By Neal Prokop, Sport Performance Specialist
The dead bug is a popular core and abdominal exercise that we’ll use with our developing athletes to improve coordination. It’s not a complicated exercise to teach, but can be difficult to ensure each limb moves appropriately.
Lying flat on your back, your arms and thighs rest perpendicular to your body. Slowly, you’ll move them contra-laterally, while maintaining a flat back to eliminate any twisting and arching through your mid-section. But be careful, it can be tougher than it sounds!
Below is a video to help you visualize the movement (but even my arms drift as I lower my leg to complete the movement)!
No matter your age or experience level, the exercise is great for engaging and activating the stabilizing muscles in your core. Although important, repeating any exercise over and over gets boring! Here are six of our favourite ways to incorporate the exercise into athlete programs, bringing life to the dead bug!
#1 – The Med Ball (MB) Dead Bug
Holding a med ball with both hands, reach and lower it above your head as you move a single leg to the end position, switch sides and repeat.
#2 – The Dumbbell (DB) Dead Bug
The exercise is similar to the MB dead bug, except hold dumbbells in both hands. Slowly reach and lower them above your head as you move a single leg to the end position, switch sides and repeat.
#3 – The Mini-Band Dead Bug
Identical to the regular dead bug exercise, however this variation involves wrapping a mini-band around your feet. This modification hammers the opposite lower abdominals and hip flexor as you lower a leg.
#4 – The Stability Ball (SB) Dead Bug
The SB dead bug is a great variation to include with developing athletes from a self-cueing standpoint. As athletes lower a leg and an arm, they must activate and squeeze the stability ball with the opposite limbs. If there’s improper movement, or they lax, the ball drops!
#5 – The Single Arm Med Ball (MB) Dead Bug
Another self-cueing variation, this time athletes let a ball or med ball rest on their flat palm. As they complete the movement, the shoulder must remain perpendicular and stable, or once again, the ball drops!
#6 – The Contra-lateral DB (DB) Dead Bug
Mirroring the original dead bug, this variation progresses to holding dumbbells in opposite hands. The extra load wants to drop, and lift your back, making it more difficult to maintain controlled motion and a flat back.

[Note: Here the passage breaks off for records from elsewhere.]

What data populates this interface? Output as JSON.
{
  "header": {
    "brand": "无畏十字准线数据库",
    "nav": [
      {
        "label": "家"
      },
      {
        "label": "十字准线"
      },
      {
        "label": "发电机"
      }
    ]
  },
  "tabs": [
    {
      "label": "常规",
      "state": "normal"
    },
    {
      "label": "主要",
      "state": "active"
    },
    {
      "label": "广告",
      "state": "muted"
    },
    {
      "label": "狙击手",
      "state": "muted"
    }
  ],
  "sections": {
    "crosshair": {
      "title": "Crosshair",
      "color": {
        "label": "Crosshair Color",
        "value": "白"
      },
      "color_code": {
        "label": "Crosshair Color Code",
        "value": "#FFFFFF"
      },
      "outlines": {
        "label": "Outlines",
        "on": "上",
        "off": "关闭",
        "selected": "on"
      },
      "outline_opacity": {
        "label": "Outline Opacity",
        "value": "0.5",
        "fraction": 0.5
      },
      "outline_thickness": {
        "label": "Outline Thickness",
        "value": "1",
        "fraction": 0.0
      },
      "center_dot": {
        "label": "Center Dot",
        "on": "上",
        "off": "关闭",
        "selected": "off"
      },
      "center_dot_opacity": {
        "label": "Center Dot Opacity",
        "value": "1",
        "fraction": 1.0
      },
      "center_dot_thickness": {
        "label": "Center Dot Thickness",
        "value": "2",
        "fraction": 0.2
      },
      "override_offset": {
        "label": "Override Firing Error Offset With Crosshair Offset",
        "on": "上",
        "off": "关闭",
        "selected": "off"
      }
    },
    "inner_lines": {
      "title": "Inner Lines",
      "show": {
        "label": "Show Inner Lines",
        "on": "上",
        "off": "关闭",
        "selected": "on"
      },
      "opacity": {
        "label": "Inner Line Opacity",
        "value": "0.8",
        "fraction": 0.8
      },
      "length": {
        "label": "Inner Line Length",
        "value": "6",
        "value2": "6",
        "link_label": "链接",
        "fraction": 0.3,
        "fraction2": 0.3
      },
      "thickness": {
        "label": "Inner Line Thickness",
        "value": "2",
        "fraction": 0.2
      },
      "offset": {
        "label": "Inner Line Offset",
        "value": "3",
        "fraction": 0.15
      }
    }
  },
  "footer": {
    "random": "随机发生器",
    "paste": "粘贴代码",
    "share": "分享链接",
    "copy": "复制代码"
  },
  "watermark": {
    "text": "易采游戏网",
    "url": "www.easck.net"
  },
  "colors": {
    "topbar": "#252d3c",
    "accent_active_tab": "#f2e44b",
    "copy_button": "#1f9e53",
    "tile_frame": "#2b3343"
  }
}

Try incorporating these into your program this week! For questions and support, always reach out to firstname.lastname@example.org